Because it’s right to save your daughter and allow my animal to die. That is, to treat unequals as unequals.
If I went on my feelings, I might have saved my collie and have allowed your daughter to die in the fire. But I can’t do that. Treating unequals as equals is a social perversion. The person who is a self-styled nihilist, libertarian, existentialist, utilitarian, or postmodernist can't possibly relate to what I'm saying because, at some level, their idea of human worth is predicated on the actions of persons and their subjective relationship to them.
In conclusion, your value has nothing to do with whether I or others think you're important. Value isn't determined by the amount of physical or mental power you have. Human worth isn’t determined by how long you live. In fact, your value isn’t’ dependent on how valuable you think you are. It isn't dependent on your feelings. You could read every self-esteem book and it would do nothing to change your actual value because value isn’t something that we gin up from within.
You may have reached a point in your life where you do don't feel very valuable. Perhaps this is because of the way you have been treated. So, are you important? Yes, because your value and your rights are the deliverances of your Creator.
The irony of the crucifixion story is that Jesus Christ was perceived to be a nobody. There was nothing about his appearance that warranted the attention of others. When he died, he was crucified like a common thief amongst thieves and probably executed on a public road. Yet, he's the most important man that is ever lived. It is ironic that the man who appeared to have no value or worth in this world is now that man that is the hope for mankind, for those that will put their faith and trust in Him.

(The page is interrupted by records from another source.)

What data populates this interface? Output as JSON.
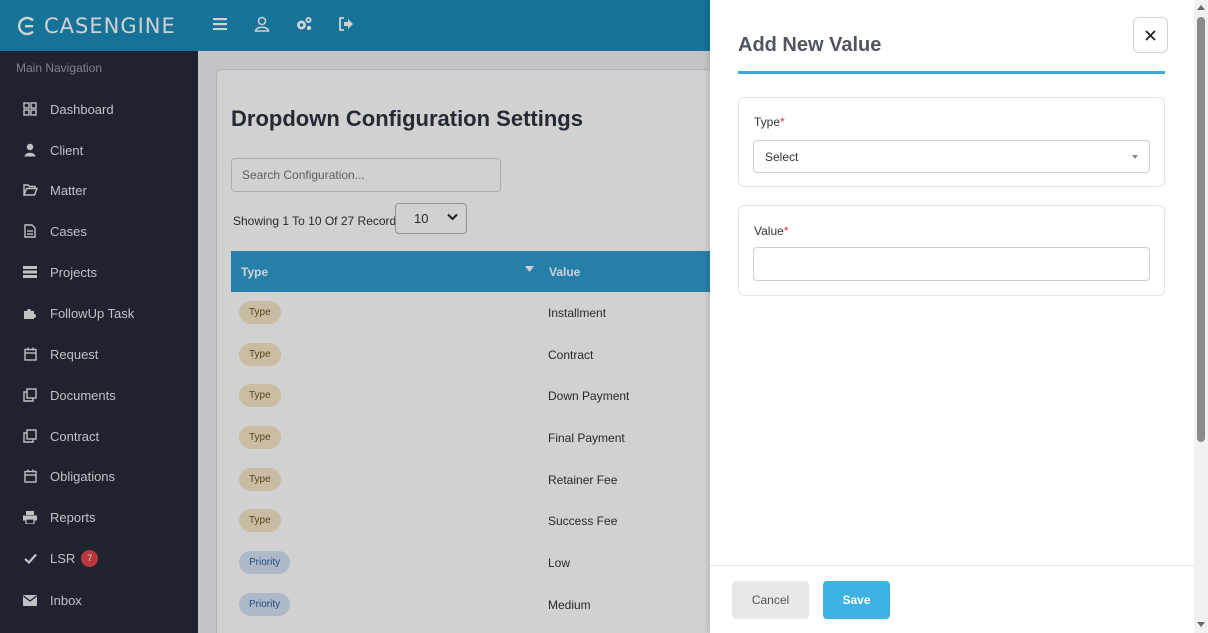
{
  "app": {
    "brand": "CASENGINE"
  },
  "topbar": {
    "icons": [
      "menu-icon",
      "user-icon",
      "settings-icon",
      "logout-icon"
    ]
  },
  "sidebar": {
    "heading": "Main Navigation",
    "items": [
      {
        "label": "Dashboard",
        "icon": "grid-icon"
      },
      {
        "label": "Client",
        "icon": "user-icon"
      },
      {
        "label": "Matter",
        "icon": "folder-open-icon"
      },
      {
        "label": "Cases",
        "icon": "file-icon"
      },
      {
        "label": "Projects",
        "icon": "server-icon"
      },
      {
        "label": "FollowUp Task",
        "icon": "puzzle-icon"
      },
      {
        "label": "Request",
        "icon": "calendar-icon"
      },
      {
        "label": "Documents",
        "icon": "copy-icon"
      },
      {
        "label": "Contract",
        "icon": "copy-icon"
      },
      {
        "label": "Obligations",
        "icon": "calendar-icon"
      },
      {
        "label": "Reports",
        "icon": "print-icon"
      },
      {
        "label": "LSR",
        "icon": "check-icon",
        "badge": "7"
      },
      {
        "label": "Inbox",
        "icon": "envelope-icon"
      }
    ]
  },
  "main": {
    "title": "Dropdown Configuration Settings",
    "search_placeholder": "Search Configuration...",
    "showing_text": "Showing 1 To 10 Of 27 Records",
    "per_page": "10",
    "columns": {
      "type": "Type",
      "value": "Value"
    },
    "rows": [
      {
        "type": "Type",
        "value": "Installment"
      },
      {
        "type": "Type",
        "value": "Contract"
      },
      {
        "type": "Type",
        "value": "Down Payment"
      },
      {
        "type": "Type",
        "value": "Final Payment"
      },
      {
        "type": "Type",
        "value": "Retainer Fee"
      },
      {
        "type": "Type",
        "value": "Success Fee"
      },
      {
        "type": "Priority",
        "value": "Low"
      },
      {
        "type": "Priority",
        "value": "Medium"
      }
    ]
  },
  "drawer": {
    "title": "Add New Value",
    "type_label": "Type",
    "type_select_value": "Select",
    "value_label": "Value",
    "value_input": "",
    "required_mark": "*",
    "cancel_label": "Cancel",
    "save_label": "Save"
  },
  "colors": {
    "topbar": "#1b8bb9",
    "sidebar": "#272b3a",
    "table_header": "#2f9bd0",
    "accent": "#3aa8d8",
    "save_button": "#3eb3e3",
    "badge": "#e0454a"
  }
}
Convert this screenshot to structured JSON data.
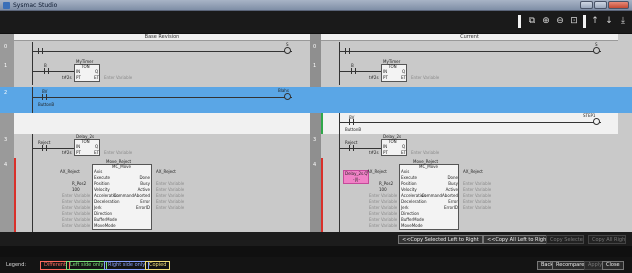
{
  "window": {
    "title": "Sysmac Studio"
  },
  "toolbar": {
    "icons": [
      "copy-icon",
      "zoom-in-icon",
      "zoom-out-icon",
      "zoom-fit-icon",
      "arrow-up-icon",
      "arrow-down-icon",
      "export-icon"
    ]
  },
  "panes": {
    "left_title": "Base Revision",
    "right_title": "Current"
  },
  "rows": [
    "0",
    "1",
    "2",
    "3",
    "4"
  ],
  "left": {
    "r0_coil": "S",
    "r1_fb_name": "MyTimer",
    "r1_fb_type": "TON",
    "r1_in": "IN",
    "r1_q": "Q",
    "r1_pt": "PT",
    "r1_et": "ET",
    "r1_const": "t#2s",
    "r1_enter": "Enter Variable",
    "r1_contact": "B",
    "r2_contact": "BV",
    "r2_contact2": "ButtonB",
    "r2_coil": "Blahs",
    "r3_contact": "Reject",
    "r3_fb_name": "Delay_2s",
    "r3_fb_type": "TON",
    "r3_in": "IN",
    "r3_q": "Q",
    "r3_pt": "PT",
    "r3_et": "ET",
    "r3_const": "t#2s",
    "r3_enter": "Enter Variable",
    "r4_inst": "Move_Reject",
    "r4_type": "MC_Move",
    "r4_axis_var": "AX_Reject",
    "r4_axis": "Axis",
    "r4_axis_out": "AX_Reject",
    "r4_ins": [
      "Execute",
      "Position",
      "Velocity",
      "Acceleration",
      "Deceleration",
      "Jerk",
      "Direction",
      "BufferMode",
      "MoveMode"
    ],
    "r4_in_vals": [
      "",
      "R_Pos2",
      "100",
      "Enter Variable",
      "Enter Variable",
      "Enter Variable",
      "Enter Variable",
      "Enter Variable",
      "Enter Variable"
    ],
    "r4_outs": [
      "Done",
      "Busy",
      "Active",
      "CommandAborted",
      "Error",
      "ErrorID"
    ],
    "r4_out_vals": [
      "",
      "Enter Variable",
      "Enter Variable",
      "Enter Variable",
      "Enter Variable",
      "Enter Variable"
    ]
  },
  "right": {
    "r0_coil": "S",
    "r1_fb_name": "MyTimer",
    "r1_fb_type": "TON",
    "r1_in": "IN",
    "r1_q": "Q",
    "r1_pt": "PT",
    "r1_et": "ET",
    "r1_const": "t#2s",
    "r1_enter": "Enter Variable",
    "r1_contact": "B",
    "r2_contact": "BV",
    "r2_contact2": "ButtonB",
    "r2_coil": "STEP1",
    "r3_contact": "Reject",
    "r3_fb_name": "Delay_2s",
    "r3_fb_type": "TON",
    "r3_in": "IN",
    "r3_q": "Q",
    "r3_pt": "PT",
    "r3_et": "ET",
    "r3_const": "t#2s",
    "r3_enter": "Enter Variable",
    "r4_inst": "Move_Reject",
    "r4_type": "MC_Move",
    "r4_axis_var": "AX_Reject",
    "r4_axis": "Axis",
    "r4_axis_out": "AX_Reject",
    "r4_pink": "Delay_2s.Q",
    "r4_ins": [
      "Execute",
      "Position",
      "Velocity",
      "Acceleration",
      "Deceleration",
      "Jerk",
      "Direction",
      "BufferMode",
      "MoveMode"
    ],
    "r4_in_vals": [
      "",
      "R_Pos2",
      "100",
      "Enter Variable",
      "Enter Variable",
      "Enter Variable",
      "Enter Variable",
      "Enter Variable",
      "Enter Variable"
    ],
    "r4_outs": [
      "Done",
      "Busy",
      "Active",
      "CommandAborted",
      "Error",
      "ErrorID"
    ],
    "r4_out_vals": [
      "",
      "Enter Variable",
      "Enter Variable",
      "Enter Variable",
      "Enter Variable",
      "Enter Variable"
    ]
  },
  "copy_buttons": {
    "selected_ltr": "<<Copy Selected Left to Right",
    "all_ltr": "<<Copy All Left to Right",
    "selected_rtl": "Copy Selected Right to Left",
    "all_rtl": "Copy All Right to Left"
  },
  "legend": {
    "label": "Legend:",
    "different": "Different",
    "left_only": "Left side only",
    "right_only": "Right side only",
    "copied": "Copied"
  },
  "actions": {
    "back": "Back",
    "recompare": "Recompare",
    "apply": "Apply",
    "close": "Close"
  },
  "colors": {
    "blue_row": "#5aa6e6",
    "diff_red": "#d9302a",
    "changed_green": "#2fa84a",
    "pink": "#f081c6"
  }
}
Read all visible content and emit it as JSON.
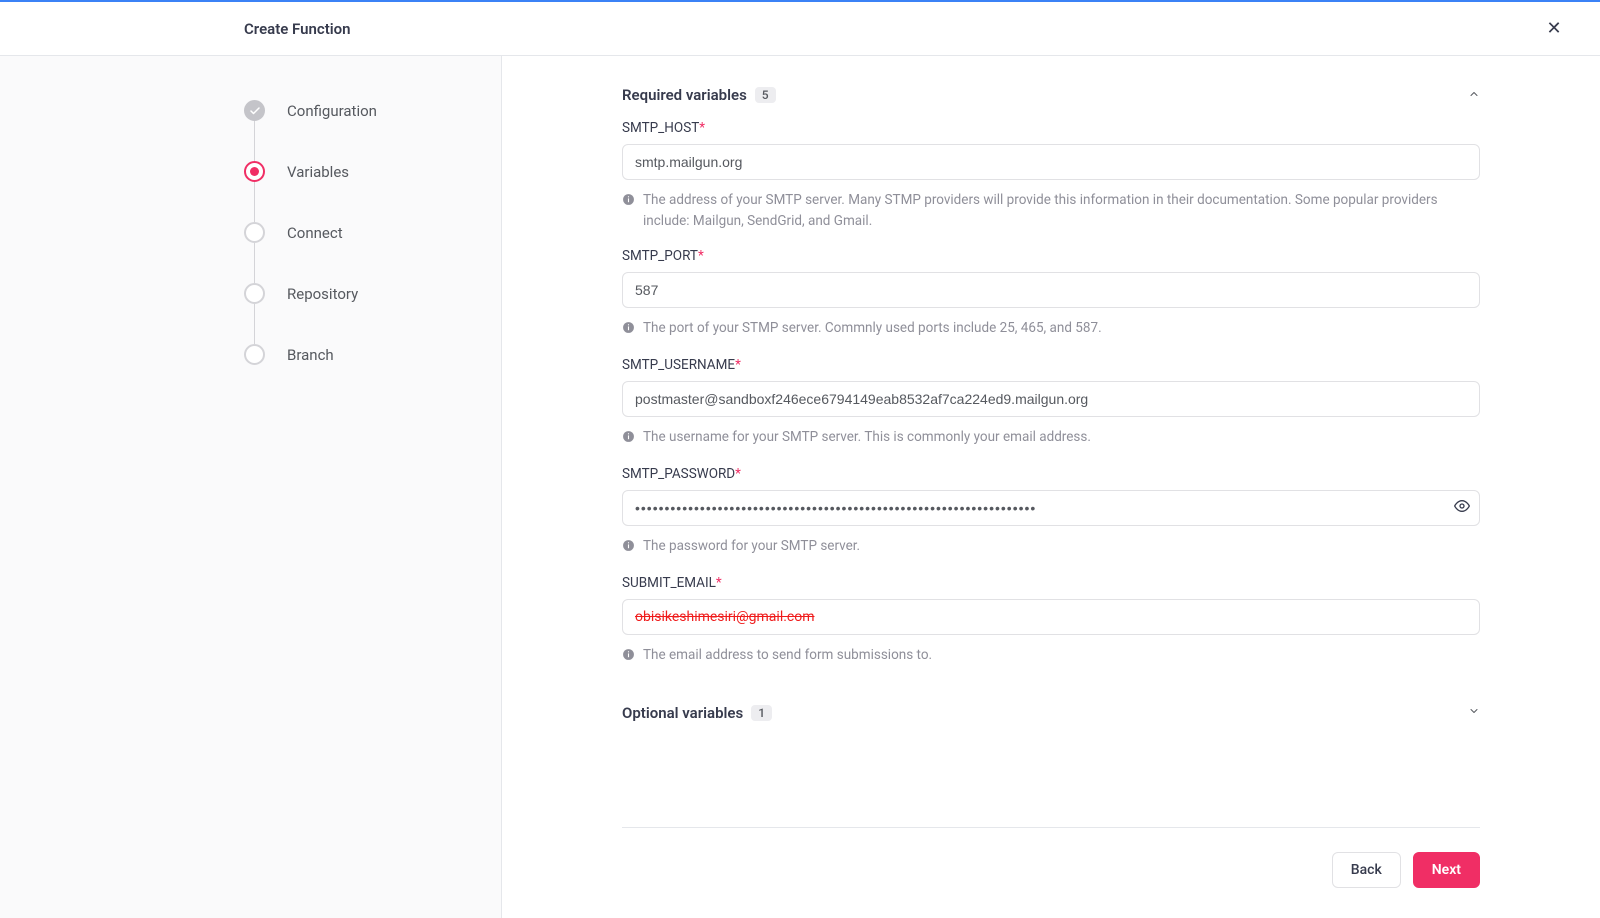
{
  "header": {
    "title": "Create Function"
  },
  "sidebar": {
    "steps": [
      {
        "label": "Configuration",
        "state": "completed"
      },
      {
        "label": "Variables",
        "state": "active"
      },
      {
        "label": "Connect",
        "state": "upcoming"
      },
      {
        "label": "Repository",
        "state": "upcoming"
      },
      {
        "label": "Branch",
        "state": "upcoming"
      }
    ]
  },
  "sections": {
    "required": {
      "title": "Required variables",
      "count": "5"
    },
    "optional": {
      "title": "Optional variables",
      "count": "1"
    }
  },
  "fields": {
    "smtp_host": {
      "label": "SMTP_HOST",
      "value": "smtp.mailgun.org",
      "helper": "The address of your SMTP server. Many STMP providers will provide this information in their documentation. Some popular providers include: Mailgun, SendGrid, and Gmail."
    },
    "smtp_port": {
      "label": "SMTP_PORT",
      "value": "587",
      "helper": "The port of your STMP server. Commnly used ports include 25, 465, and 587."
    },
    "smtp_username": {
      "label": "SMTP_USERNAME",
      "value": "postmaster@sandboxf246ece6794149eab8532af7ca224ed9.mailgun.org",
      "helper": "The username for your SMTP server. This is commonly your email address."
    },
    "smtp_password": {
      "label": "SMTP_PASSWORD",
      "value": "••••••••••••••••••••••••••••••••••••••••••••••••••••••••••••••••••••",
      "helper": "The password for your SMTP server."
    },
    "submit_email": {
      "label": "SUBMIT_EMAIL",
      "value": "obisikeshimesiri@gmail.com",
      "helper": "The email address to send form submissions to."
    }
  },
  "footer": {
    "back": "Back",
    "next": "Next"
  },
  "icons": {
    "close": "✕"
  }
}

So, your life has value and purpose that is independent of what value others ascribe to you or how you feel about yourself. That value is found in God.
© 2019 William R Bowen Jr